A bout of negative thinking left me sick with a cold which had been building up over several days. As the proverbial straw that breaks the camel’s back, a night ruminating ended with me having succumbed to the cold which was exacerbated by an inability to sleep for a couple of nights.
Across the continuum of our existence it behooves us to be responsible for our own health, both mind and body.
The field of holistic health empowers people to discover what helps them function optimally. Addressing preventative methods including nutrition, stress management, healthy lifestyle choices, adequate rest and exercise inspires self-agency and transformation. Information about alternative natural therapies abound both online and in print. Sustainable health care is self-care.
While taking an online class with shaman Sandra Ingerman about strengthening our relationships with the spirits of nature, I am reminded that the beautiful flowers springing forth in my yard and across our river valley are sentient beings whom the Lakota Sioux include in their honorific expression “all my relations.”
I have three giant orchids living in the bay window in my office. In full bloom right now, they symbolically represent my kids and grandchild. I bought them to tend lovingly and send good energy to, vicariously.
Exquisitely formed and colorful, the orchids overwhelm my visual field. I respond in kind to their positive vibration in appreciation for their voluptuous blooming on my window sill. Cultivating the beneficial “attitude of gratitude” for their beauty and presence transforms my negative mood and shifts my energy field.
As if a shade has been lifted from my eyes, suddenly life is full of promise again and abundance abounds. It’s a miracle cure! My cough subsides, energy returns and I feel better instantly. In this feeling of rapture, it seems like the answer to everything is to lift up my eyes and lighten up. How can I frown when these ambassadors of beauty are smiling so beguilingly?
Even though I have ordained the orchids to represent specific members of my human family, they are family in their own right, not for any symbolic representation but for themselves only. And it’s the same for the house plants; those green friends I water who grace our habitat while purifying the air.
Plants exhale oxygen and inhale our exhaled carbon dioxide. We in turn inhale their exhaled oxygen. This is a symbiotic system. “Symbiosis” derives from the Greek words for “with” and “living,” and refers to a close relationship between two beings of a different species.
Biophilia is a term describing our “innate affinity with life.” It is a resource for us to draw upon and explains why views of nature are such therapeutic forces in hospital rooms and schools.

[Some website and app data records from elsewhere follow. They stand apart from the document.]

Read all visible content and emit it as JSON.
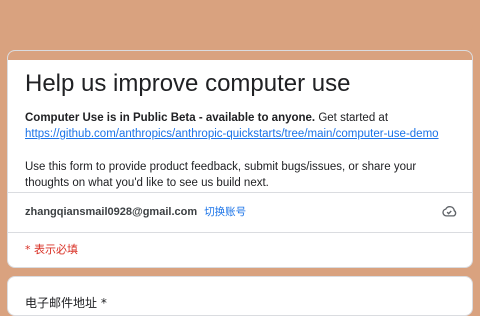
{
  "form": {
    "title": "Help us improve computer use",
    "desc_bold": "Computer Use is in Public Beta - available to anyone.",
    "desc_text1": " Get started at ",
    "desc_link": "https://github.com/anthropics/anthropic-quickstarts/tree/main/computer-use-demo",
    "desc_para2": "Use this form to provide product feedback, submit bugs/issues, or share your thoughts on what you'd like to see us build next.",
    "account_email": "zhangqiansmail0928@gmail.com",
    "switch_account": "切换账号",
    "required_note": "* 表示必填",
    "cloud_icon": "cloud-saved-icon"
  },
  "question": {
    "label": "电子邮件地址 *"
  },
  "colors": {
    "theme": "#d9a27f",
    "link": "#1a73e8",
    "required": "#d93025"
  }
}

Inspired by “all our relations” from across the interspecies boundary, beneficial emotions heal our hearts and soothe our nerves balancing our Being in their wake.
Nancy Ivey teaches yoga at CSUB and locally. She researches and writes health-related articles. Email her at firstname.lastname@example.org